British super promoter Eddie Hearn has officially launched a streaming service here in the United States. According to the press release: “Matchroom Boxing, a world leading boxing promoter, and Perform Group, the digital leader in global sports media, have today announced the creation of a landmark $1billion joint venture and the biggest-ever deal in boxing.” Matchroom is Hearn’s company and it’s clear he’s making it a major player in US boxing. Hearn announced the deal on Thursday with Perfom Group CEO Simon Denyer.

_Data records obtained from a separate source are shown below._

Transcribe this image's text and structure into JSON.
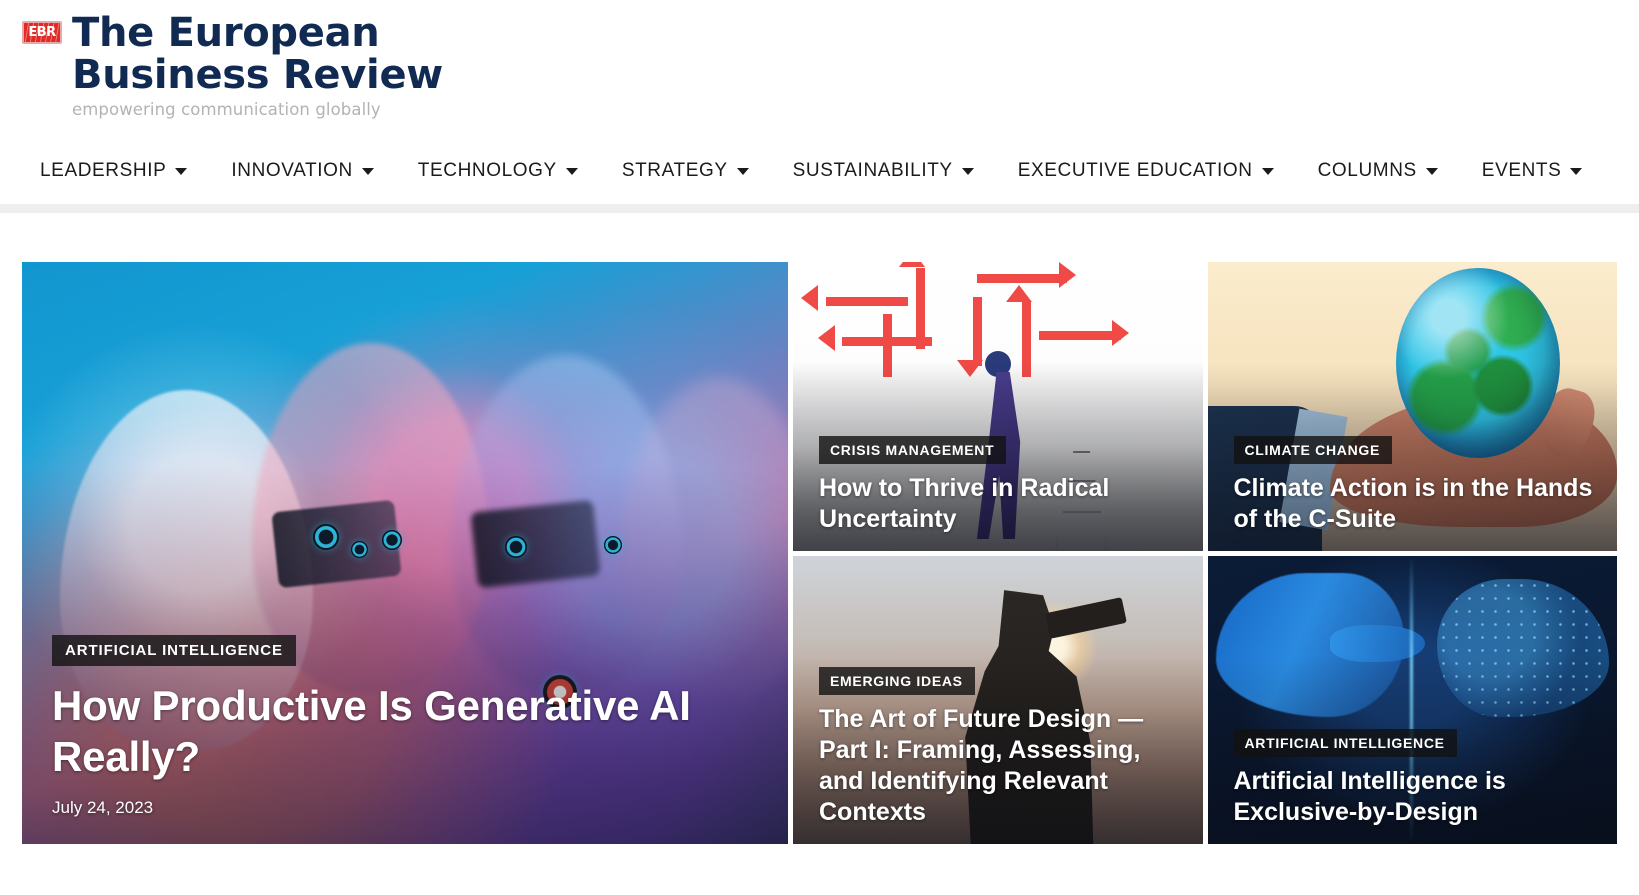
{
  "header": {
    "logo_mark_text": "EBR",
    "logo_line1": "The European",
    "logo_line2": "Business Review",
    "tagline": "empowering communication globally"
  },
  "nav": {
    "items": [
      {
        "label": "LEADERSHIP",
        "has_dropdown": true
      },
      {
        "label": "INNOVATION",
        "has_dropdown": true
      },
      {
        "label": "TECHNOLOGY",
        "has_dropdown": true
      },
      {
        "label": "STRATEGY",
        "has_dropdown": true
      },
      {
        "label": "SUSTAINABILITY",
        "has_dropdown": true
      },
      {
        "label": "EXECUTIVE EDUCATION",
        "has_dropdown": true
      },
      {
        "label": "COLUMNS",
        "has_dropdown": true
      },
      {
        "label": "EVENTS",
        "has_dropdown": true
      }
    ]
  },
  "featured": {
    "hero": {
      "category": "ARTIFICIAL INTELLIGENCE",
      "title": "How Productive Is Generative AI Really?",
      "date": "July 24, 2023",
      "image_alt": "robot-heads-gradient"
    },
    "cards": [
      {
        "category": "CRISIS MANAGEMENT",
        "title": "How to Thrive in Radical Uncertainty",
        "image_alt": "red-arrows-businessman-ladder"
      },
      {
        "category": "CLIMATE CHANGE",
        "title": "Climate Action is in the Hands of the C-Suite",
        "image_alt": "globe-held-in-hand"
      },
      {
        "category": "EMERGING IDEAS",
        "title": "The Art of Future Design — Part I: Framing, Assessing, and Identifying Relevant Contexts",
        "image_alt": "silhouette-with-binoculars-at-sunset"
      },
      {
        "category": "ARTIFICIAL INTELLIGENCE",
        "title": "Artificial Intelligence is Exclusive-by-Design",
        "image_alt": "blue-hand-touching-digital-hand"
      }
    ]
  },
  "colors": {
    "logo_navy": "#102a51",
    "logo_red": "#e02a26",
    "tagline_gray": "#b3b3b3",
    "nav_text": "#1b1b1b",
    "tag_background": "#121212",
    "page_background": "#ffffff",
    "nav_underband": "#eeeeee"
  }
}
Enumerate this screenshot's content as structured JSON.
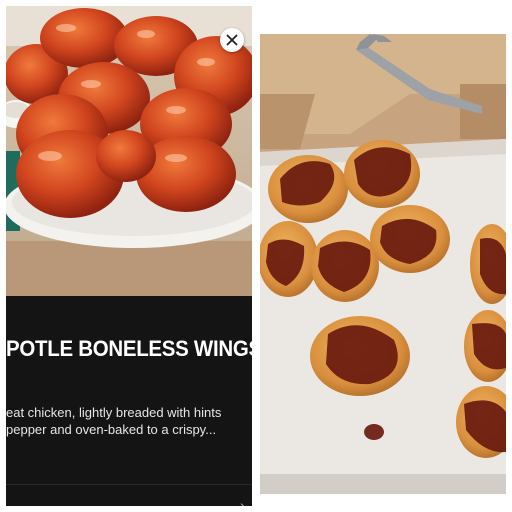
{
  "left_panel": {
    "title": "POTLE BONELESS WINGS",
    "description_lines": [
      "eat chicken, lightly breaded with hints",
      "pepper and oven-baked to a crispy..."
    ],
    "icons": {
      "close": "close-icon",
      "chevron": "chevron-right-icon"
    },
    "colors": {
      "background": "#141414",
      "title": "#ffffff",
      "sauce": "#b8341a"
    }
  },
  "right_panel": {
    "icons": {
      "fork": "fork-icon"
    },
    "colors": {
      "cardboard": "#c7a47f",
      "parchment": "#ebe7e2",
      "nugget": "#dc9a4a",
      "sauce": "#6a1a0e"
    }
  }
}
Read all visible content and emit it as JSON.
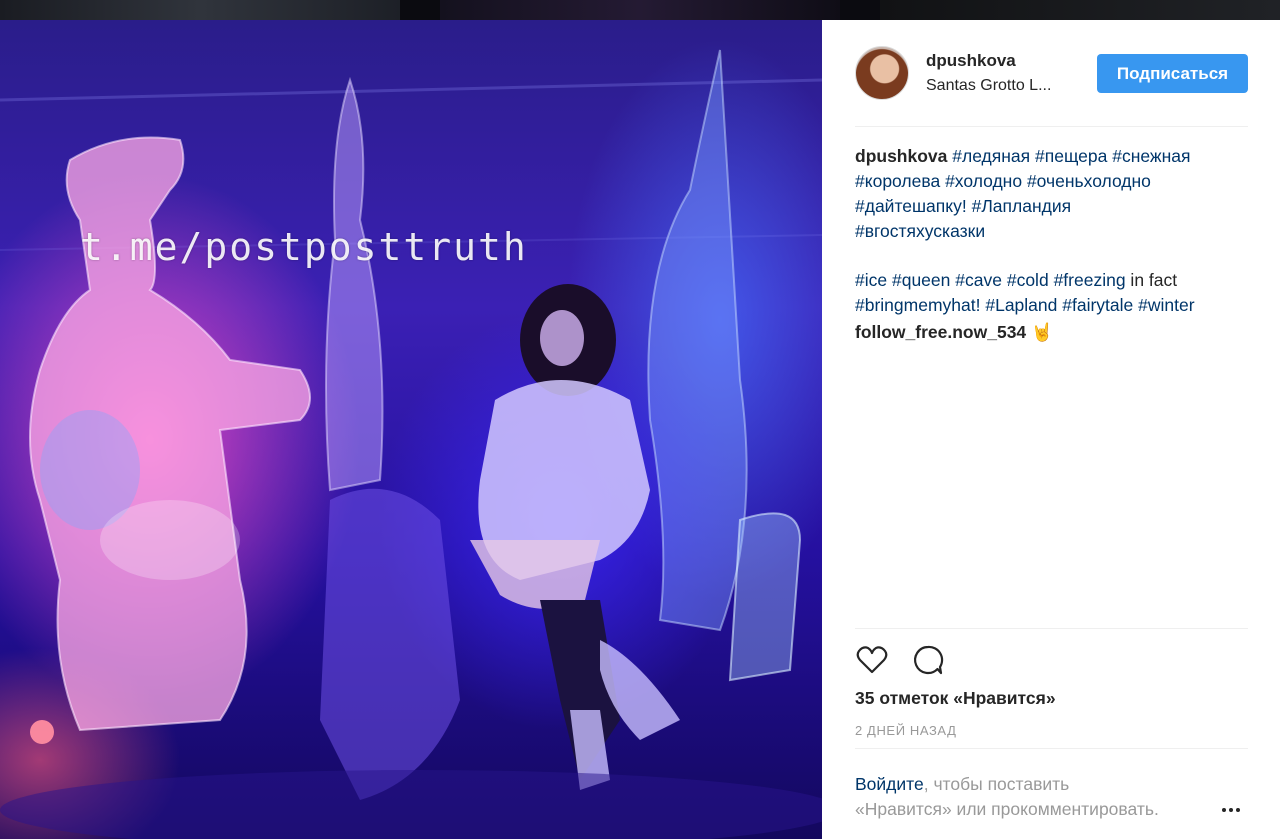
{
  "post": {
    "username": "dpushkova",
    "location": "Santas Grotto L...",
    "follow_label": "Подписаться",
    "watermark": "t.me/postposttruth"
  },
  "caption": {
    "author": "dpushkova",
    "line1_tags": [
      "#ледяная",
      "#пещера",
      "#снежная"
    ],
    "line2_tags": [
      "#королева",
      "#холодно",
      "#оченьхолодно"
    ],
    "line3_tags": [
      "#дайтешапку!",
      "#Лапландия"
    ],
    "line4_tags": [
      "#вгостяхусказки"
    ],
    "line5_tags": [
      "#ice",
      "#queen",
      "#cave",
      "#cold",
      "#freezing"
    ],
    "line5_text": " in fact",
    "line6_tags": [
      "#bringmemyhat!",
      "#Lapland",
      "#fairytale",
      "#winter"
    ]
  },
  "comment": {
    "username": "follow_free.now_534",
    "emoji": "🤘"
  },
  "likes": "35 отметок «Нравится»",
  "time": "2 ДНЕЙ НАЗАД",
  "login_prompt": {
    "link": "Войдите",
    "text_a": ", чтобы поставить",
    "text_b": "«Нравится» или прокомментировать."
  },
  "icons": [
    "heart-icon",
    "comment-icon",
    "more-options-icon"
  ],
  "colors": {
    "follow_button": "#3897f0",
    "hashtag": "#003569",
    "muted": "#999999"
  }
}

“This is a historic moment for Matchroom and the sport of boxing,” said Hearn “Since our expansion to the US, we have been looking for a partner that shares our vision and that can give us the volume of dates and rights fees required to build the strongest stable in world boxing and take it to a new level.” Hearn intends to showcase 16 Matchroom promoted cards in America this year, along with another 16 from Great Britain. Matchroom will also include all the Pay Per View cards he airs across the Atlantic. “None of the fight nights will be on PPV,” the press release claims. “All will be available for one monthly fee and no long term contract.”
“This is a dream scenario for us,” said Hearn. “We can build a formidable team of fighters and also put our stamp on events from production to talent to in arena experience. Our plan is to make DAZN the home of boxing and with 32 big fight nights already confirmed from the US and UK we are nicely on our way…America – we have well and truly arrived, let the fun begin!” According to the LA Times, Hearn claims he “has $110 million per year to spend on the eight-year deal.” Such a bank account may allow Hearn to bring in the kinds of big American names he hopes to.
Denyer claimed that “Perform Group has a rich history of long term strategic partnerships with the best rights holders in world. I’m excited about working with Matchroom; we share the same passion and vision for reigniting boxing in the US and it’s time for DAZN to provide an exciting new platform for these great events. It’s a better deal for everyone – especially fight fans.” Streaming is making a huge impact on the sport of boxing recently. Aside from Hearn’s Matchroom deal, ESPN has recently begun its own streaming service.